Now blow into your EWI. As you blow harder, you should hear the pitch get brighter (and also, apparently louder – hello psychoacoustics!). You will also see this in real time in the GROUP INSERTFX window as the CUTOFF FREQUENCY knob will register the changes in real time. (Notice the little orange dot moving around the outer ring of the CUTOFF FREQUENCY knob. While the numbers don’t change, the dot does move, and you can hear the frequency is being controlled by your breath) 

Also, play with the default setting for the CUTOFF FREQUENCY. There are literally thousands of stating points for this and filtering (EQ) plays a huge role in shaping sounds for synthesis. Since the EWI is so hugely expressive with its breath control, leveraging that to control EQ’s and shape sounds with it is one of its strongest assets. You can add any number of EQ’s, filters and other effects and control them via breath, modulation, or any other CC# that you can assign. 

If you listen closely to the sound you have created, you will notice that when playing rapidly, there is a noticeable low frequency “thump” or hump in the sound that makes each note’s attack jump out in an unpleasant manner. Let’s fix that, shall we? (While this could also be addressed using a legato script in the SCRIPT EDITOR, that is beyond the purview of this tutorial and will be addressed in a later, more advanced programming tutorial) 

Go to the INSERT EFFECTS section and click on one of the blank inserts and select EQ>1 BAND EQ: 

Set the FREQUENCY to 120hz, the BANDWIDTH to 1.0 and the GAIN to -6.0. When you play now you should now hear much less of that low end “bump” on the attacks of every note. Play with the frequency, bandwidth and gain settings to get a feel for what they’re doing to the sound. Also take note that you could do this in the GROUP INSERTFX section and attach modulators to it to change the response as you go up in pitch (EXTERNAL SOURCES>KEY POSITION), or as your breath intensity gets harder (EXTERNAL SOURCES>MIDI CC>CC#2), etc. There really is no limit to the number of ways you can use MODULATORS to effect the sound. This might be where using another breath controller CC, i.e., modulation (#1) or expression (#11) could come in handy. Play with assigning different controllers to different destinations and see what happens. Don’t forget the INTENSITY SLIDERS as well as the SHAPER TABLES and all the cool things you can do with those to define and refine the responsiveness of each assignment. 

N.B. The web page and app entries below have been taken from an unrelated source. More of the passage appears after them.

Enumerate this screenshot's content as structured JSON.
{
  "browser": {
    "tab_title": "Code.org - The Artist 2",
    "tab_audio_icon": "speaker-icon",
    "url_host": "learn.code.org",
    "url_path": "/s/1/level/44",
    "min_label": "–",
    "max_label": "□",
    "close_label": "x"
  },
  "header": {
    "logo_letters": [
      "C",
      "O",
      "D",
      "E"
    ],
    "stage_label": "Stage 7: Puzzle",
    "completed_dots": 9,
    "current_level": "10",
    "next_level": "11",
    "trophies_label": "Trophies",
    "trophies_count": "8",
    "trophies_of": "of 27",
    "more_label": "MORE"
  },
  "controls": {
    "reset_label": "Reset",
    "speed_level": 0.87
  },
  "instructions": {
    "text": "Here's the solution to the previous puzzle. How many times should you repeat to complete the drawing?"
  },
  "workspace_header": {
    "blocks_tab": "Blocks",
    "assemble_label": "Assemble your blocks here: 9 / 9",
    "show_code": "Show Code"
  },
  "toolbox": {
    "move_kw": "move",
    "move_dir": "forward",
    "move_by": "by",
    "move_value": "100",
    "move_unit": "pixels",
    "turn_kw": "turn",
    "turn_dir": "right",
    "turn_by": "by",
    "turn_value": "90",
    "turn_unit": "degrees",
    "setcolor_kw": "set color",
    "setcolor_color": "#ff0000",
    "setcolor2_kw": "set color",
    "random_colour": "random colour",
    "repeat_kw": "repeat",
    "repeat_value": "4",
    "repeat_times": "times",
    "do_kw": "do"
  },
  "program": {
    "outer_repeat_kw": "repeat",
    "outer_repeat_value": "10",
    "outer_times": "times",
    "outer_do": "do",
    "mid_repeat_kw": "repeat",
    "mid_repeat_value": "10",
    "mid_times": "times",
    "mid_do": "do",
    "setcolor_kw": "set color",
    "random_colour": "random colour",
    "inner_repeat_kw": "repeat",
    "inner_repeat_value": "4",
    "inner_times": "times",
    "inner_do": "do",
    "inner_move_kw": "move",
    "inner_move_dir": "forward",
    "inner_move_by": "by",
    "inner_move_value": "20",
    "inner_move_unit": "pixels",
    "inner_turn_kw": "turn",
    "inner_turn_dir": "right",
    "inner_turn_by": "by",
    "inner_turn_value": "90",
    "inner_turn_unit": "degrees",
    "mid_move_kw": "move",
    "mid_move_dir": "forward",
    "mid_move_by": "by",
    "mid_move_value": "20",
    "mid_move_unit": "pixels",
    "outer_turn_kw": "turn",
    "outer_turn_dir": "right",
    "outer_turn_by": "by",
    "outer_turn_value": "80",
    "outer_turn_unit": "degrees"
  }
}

And there ya have it! At this point you should have a very basic, yet usable sound. Used as a starting point, with some experimentation and the addition of some effects (reverbs, delays, etc) there is no reason this sound can’t evolve to become a very useful core sound in your toolbox. Most importantly, with some patience and time spent tweaking a variation on this can become YOUR sound, differentiated from most of the other stuff out there by your taste and your ears and can go a long way towards the beginning of a unique sonic identity on the EWI. Have fun! 

Feel free to comment and ask questions below. I’ll be glad to answer as many as I can. Happy EWI’ing!